[[ ENTRIES SHOWN, beginning ]]

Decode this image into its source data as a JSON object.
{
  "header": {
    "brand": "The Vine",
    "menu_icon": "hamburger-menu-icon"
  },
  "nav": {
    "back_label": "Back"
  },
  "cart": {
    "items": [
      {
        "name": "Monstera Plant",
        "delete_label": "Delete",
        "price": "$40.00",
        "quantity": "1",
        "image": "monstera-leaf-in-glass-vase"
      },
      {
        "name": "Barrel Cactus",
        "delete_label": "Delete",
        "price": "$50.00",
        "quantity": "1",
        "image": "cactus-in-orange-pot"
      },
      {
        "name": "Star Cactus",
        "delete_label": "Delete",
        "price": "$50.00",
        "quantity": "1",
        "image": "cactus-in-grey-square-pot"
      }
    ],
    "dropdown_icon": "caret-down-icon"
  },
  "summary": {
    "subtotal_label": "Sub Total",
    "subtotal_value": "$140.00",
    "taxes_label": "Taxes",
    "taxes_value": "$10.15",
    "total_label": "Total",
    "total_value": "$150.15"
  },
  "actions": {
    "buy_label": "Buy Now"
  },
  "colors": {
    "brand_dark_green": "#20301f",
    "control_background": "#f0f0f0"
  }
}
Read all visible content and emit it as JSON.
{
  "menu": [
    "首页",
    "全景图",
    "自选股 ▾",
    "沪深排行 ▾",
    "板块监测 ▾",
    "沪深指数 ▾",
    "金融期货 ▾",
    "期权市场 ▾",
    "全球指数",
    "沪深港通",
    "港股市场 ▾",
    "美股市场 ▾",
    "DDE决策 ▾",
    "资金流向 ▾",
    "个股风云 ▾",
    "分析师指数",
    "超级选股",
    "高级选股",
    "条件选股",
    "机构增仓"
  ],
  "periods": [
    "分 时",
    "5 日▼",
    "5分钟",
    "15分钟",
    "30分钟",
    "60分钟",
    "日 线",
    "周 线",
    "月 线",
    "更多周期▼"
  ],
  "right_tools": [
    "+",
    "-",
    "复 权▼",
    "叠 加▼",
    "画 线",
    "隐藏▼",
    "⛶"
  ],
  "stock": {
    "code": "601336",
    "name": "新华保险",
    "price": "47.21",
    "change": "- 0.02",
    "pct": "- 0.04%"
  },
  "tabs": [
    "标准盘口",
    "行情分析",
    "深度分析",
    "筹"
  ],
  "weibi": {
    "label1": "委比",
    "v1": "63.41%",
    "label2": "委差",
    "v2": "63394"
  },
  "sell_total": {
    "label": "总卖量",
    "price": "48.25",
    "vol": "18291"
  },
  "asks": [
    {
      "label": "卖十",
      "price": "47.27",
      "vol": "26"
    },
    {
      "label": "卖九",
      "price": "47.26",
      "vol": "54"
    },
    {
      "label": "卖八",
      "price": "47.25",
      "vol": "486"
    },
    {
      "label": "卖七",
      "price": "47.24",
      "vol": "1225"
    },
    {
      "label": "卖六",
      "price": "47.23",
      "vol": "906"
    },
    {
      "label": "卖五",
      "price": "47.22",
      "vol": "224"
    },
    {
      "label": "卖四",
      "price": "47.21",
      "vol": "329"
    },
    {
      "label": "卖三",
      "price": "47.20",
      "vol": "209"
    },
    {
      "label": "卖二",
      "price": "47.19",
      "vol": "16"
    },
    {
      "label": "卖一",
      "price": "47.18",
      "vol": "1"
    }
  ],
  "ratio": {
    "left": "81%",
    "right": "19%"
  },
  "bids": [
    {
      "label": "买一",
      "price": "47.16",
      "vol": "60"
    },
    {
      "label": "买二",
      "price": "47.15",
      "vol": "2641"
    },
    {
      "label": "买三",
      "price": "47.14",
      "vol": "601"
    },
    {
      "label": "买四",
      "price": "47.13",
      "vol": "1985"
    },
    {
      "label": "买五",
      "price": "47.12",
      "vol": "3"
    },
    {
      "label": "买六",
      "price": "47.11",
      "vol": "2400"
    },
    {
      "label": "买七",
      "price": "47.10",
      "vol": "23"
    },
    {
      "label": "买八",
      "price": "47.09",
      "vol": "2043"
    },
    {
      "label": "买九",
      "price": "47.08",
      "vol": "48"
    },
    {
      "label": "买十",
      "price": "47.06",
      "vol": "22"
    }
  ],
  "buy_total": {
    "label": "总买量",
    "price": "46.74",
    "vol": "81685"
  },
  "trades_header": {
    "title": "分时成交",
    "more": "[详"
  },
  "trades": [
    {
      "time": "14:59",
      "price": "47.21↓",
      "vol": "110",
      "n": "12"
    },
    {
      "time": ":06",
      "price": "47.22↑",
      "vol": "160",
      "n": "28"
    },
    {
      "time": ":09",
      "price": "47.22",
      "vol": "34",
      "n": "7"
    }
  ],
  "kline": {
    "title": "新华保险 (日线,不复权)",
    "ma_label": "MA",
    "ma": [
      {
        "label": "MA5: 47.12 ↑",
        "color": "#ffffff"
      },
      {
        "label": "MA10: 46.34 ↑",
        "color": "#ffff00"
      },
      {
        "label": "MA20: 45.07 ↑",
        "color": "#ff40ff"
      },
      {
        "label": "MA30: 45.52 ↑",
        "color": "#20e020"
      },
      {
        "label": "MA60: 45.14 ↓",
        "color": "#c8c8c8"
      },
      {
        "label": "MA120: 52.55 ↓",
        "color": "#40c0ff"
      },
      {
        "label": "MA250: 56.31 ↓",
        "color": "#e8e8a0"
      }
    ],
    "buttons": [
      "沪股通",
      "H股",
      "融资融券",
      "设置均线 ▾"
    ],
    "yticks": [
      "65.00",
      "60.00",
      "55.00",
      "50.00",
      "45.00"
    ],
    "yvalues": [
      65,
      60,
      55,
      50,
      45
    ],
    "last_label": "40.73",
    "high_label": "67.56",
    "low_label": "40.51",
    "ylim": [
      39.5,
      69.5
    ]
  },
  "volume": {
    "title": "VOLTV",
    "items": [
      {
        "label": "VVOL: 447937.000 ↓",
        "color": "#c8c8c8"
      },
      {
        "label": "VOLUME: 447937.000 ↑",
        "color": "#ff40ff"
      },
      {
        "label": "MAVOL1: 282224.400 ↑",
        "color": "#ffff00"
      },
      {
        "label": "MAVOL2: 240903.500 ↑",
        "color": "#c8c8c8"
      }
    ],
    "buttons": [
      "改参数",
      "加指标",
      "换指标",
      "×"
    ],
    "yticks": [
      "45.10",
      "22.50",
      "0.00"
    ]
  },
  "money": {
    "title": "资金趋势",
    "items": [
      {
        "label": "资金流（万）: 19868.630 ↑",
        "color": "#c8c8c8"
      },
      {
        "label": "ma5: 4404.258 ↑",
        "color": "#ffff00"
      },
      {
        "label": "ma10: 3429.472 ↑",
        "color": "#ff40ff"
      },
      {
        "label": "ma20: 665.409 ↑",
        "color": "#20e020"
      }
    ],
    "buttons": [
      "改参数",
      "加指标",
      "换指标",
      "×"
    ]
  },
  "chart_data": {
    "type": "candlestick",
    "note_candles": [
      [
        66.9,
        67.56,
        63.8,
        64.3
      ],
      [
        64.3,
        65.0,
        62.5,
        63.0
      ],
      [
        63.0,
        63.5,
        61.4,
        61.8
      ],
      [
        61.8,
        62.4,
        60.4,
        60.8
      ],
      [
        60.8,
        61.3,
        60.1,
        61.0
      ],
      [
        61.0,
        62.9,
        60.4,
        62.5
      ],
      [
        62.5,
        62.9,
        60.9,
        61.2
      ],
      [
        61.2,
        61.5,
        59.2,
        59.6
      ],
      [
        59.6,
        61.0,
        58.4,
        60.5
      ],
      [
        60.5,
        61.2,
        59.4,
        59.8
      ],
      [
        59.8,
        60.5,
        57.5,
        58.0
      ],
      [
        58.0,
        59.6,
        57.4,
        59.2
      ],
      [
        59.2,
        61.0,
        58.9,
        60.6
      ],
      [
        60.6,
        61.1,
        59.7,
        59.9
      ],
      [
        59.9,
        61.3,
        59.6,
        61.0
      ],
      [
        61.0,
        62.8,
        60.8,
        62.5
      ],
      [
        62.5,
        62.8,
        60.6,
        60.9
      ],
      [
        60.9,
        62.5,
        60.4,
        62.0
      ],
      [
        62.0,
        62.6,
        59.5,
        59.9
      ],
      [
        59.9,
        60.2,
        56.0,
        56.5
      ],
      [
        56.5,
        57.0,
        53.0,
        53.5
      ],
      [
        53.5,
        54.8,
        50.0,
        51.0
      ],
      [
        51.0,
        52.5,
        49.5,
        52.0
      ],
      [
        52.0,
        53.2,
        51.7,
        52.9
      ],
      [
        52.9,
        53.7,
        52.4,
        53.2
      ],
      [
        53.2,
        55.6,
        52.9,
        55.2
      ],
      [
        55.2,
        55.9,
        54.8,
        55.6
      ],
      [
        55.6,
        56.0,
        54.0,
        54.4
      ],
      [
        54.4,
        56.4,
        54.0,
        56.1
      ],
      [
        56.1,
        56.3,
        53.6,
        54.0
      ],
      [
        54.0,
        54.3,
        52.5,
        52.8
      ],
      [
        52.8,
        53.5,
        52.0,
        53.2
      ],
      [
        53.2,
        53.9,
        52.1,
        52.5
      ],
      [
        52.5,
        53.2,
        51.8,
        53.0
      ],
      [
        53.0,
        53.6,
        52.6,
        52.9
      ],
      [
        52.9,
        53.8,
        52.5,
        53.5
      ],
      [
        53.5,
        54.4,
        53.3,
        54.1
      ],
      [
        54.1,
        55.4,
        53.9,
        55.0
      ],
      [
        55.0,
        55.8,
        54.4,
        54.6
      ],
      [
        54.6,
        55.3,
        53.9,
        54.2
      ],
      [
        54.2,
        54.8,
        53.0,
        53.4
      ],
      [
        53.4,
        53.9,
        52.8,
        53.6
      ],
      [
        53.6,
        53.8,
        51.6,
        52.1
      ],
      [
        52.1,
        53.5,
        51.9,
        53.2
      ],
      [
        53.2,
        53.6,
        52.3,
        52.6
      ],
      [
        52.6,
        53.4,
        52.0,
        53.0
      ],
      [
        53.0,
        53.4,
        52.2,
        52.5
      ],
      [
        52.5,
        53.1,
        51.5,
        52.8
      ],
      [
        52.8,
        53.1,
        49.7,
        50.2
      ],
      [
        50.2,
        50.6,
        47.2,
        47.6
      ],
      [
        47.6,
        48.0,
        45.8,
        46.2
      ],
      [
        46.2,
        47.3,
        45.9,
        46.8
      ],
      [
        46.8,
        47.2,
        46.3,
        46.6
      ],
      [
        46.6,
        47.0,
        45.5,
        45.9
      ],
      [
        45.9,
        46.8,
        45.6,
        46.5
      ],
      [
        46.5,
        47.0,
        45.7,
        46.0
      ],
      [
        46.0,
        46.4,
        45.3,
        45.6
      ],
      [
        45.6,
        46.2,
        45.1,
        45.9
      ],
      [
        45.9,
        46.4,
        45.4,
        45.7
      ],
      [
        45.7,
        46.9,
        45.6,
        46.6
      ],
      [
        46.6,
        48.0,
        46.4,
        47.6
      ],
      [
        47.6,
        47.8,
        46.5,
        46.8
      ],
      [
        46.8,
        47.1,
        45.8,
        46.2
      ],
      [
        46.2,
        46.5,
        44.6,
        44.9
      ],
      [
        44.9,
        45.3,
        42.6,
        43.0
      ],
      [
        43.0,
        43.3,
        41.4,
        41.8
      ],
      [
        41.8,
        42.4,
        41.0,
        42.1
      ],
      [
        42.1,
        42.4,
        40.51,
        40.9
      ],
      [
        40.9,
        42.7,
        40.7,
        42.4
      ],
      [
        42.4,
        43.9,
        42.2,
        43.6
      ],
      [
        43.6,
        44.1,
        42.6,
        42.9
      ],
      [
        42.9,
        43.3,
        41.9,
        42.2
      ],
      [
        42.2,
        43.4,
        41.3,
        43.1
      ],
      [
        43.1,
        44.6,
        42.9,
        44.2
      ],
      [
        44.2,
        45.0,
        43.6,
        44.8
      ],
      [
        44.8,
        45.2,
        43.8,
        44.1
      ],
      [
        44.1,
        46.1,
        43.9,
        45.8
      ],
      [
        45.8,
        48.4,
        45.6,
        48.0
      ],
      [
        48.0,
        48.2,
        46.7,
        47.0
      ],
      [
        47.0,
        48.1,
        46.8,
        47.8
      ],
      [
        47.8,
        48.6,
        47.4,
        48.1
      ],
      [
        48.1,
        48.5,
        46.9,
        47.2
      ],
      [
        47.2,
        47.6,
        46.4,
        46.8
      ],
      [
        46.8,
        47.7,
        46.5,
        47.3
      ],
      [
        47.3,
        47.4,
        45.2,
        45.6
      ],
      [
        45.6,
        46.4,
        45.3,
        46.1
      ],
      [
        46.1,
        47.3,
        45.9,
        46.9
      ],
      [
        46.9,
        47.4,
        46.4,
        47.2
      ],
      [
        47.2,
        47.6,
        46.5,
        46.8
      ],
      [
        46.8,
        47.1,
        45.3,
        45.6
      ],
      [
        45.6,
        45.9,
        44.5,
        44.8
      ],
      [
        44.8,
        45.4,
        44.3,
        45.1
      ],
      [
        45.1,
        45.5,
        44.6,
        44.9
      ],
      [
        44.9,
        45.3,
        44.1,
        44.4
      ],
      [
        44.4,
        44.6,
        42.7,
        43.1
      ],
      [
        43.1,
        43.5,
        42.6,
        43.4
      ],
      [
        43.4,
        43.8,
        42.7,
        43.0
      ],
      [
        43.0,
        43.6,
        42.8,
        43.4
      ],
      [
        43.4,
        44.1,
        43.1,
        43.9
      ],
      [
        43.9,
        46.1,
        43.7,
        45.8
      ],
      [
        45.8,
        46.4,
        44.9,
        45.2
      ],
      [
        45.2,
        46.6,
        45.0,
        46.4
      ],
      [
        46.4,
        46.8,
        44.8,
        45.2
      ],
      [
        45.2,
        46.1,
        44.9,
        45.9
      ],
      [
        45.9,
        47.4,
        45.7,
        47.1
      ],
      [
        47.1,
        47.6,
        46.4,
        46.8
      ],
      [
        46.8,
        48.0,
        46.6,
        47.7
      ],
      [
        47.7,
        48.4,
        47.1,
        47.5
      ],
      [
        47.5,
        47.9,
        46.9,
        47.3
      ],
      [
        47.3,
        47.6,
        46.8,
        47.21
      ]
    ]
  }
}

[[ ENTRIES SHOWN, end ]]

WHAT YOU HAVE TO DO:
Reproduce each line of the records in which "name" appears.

SOLUTION FOR THIS PROBLEM:
        "name": "Monstera Plant",
        "name": "Barrel Cactus",
        "name": "Star Cactus",
    "name": "新华保险",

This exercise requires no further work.